Nearly 6 in 10 U.S. parents say their children don’t get enough sleep on school nights, an American Academy of Sleep Medicine (AASM) survey finds.
It included more than 1,000 parents across the country with children between ages 5 and 18. Parents reported that early school start times (40%), homework (39%), sports (34%) and social media (33%) have a significant impact on the kids’ ability to get enough sleep on school nights.
Other factors include hobbies (32%), spending time with friends (29%), chores/jobs (27%), band/music (26%) and clubs (25%).
About one-quarter of parents say their child’s bedtime is less consistent due to remote learning during the coronavirus pandemic.
“Even though students may not need to catch the bus or carpool this school year, they should continue with morning and bedtime routines, including getting up and going to bed at consistent times so they get enough sleep on a regular basis,” AASM President Dr. Kannan Ramar said in an academy news release.
The vast majority of parents know that sleep affects their child’s mood (94%) as well as their physical health (92%), the survey showed.
Research has shown that students who get enough sleep have better attention, behavior, learning, memory, emotional regulation, quality of life, and mental and physical health.
Six- to 12-year-olds should regularly sleep nine to 12 hours a night, while 13- to 18-year-olds should sleep eight to 10 hours, according to the AASM.
As students begin the new school year — whether in-person, online or both — incorporating sleep into their routine is crucial for overall health.
Lack of sleep puts children and teens at increased risk for behavior and learning problems, health issues such as diabetes and obesity, and mood and mental health disorders.
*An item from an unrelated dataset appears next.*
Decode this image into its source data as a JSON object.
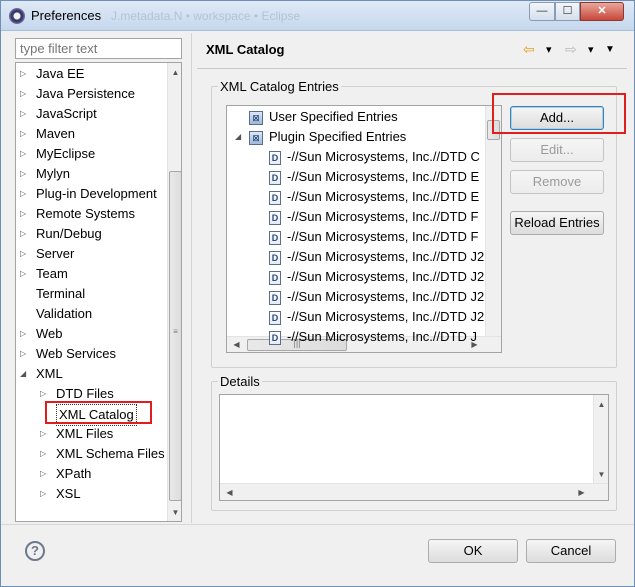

For teens, insufficient sleep can significantly increase their risk for accidents due to drowsy driving.
The American Academy of Pediatrics has more on sleep.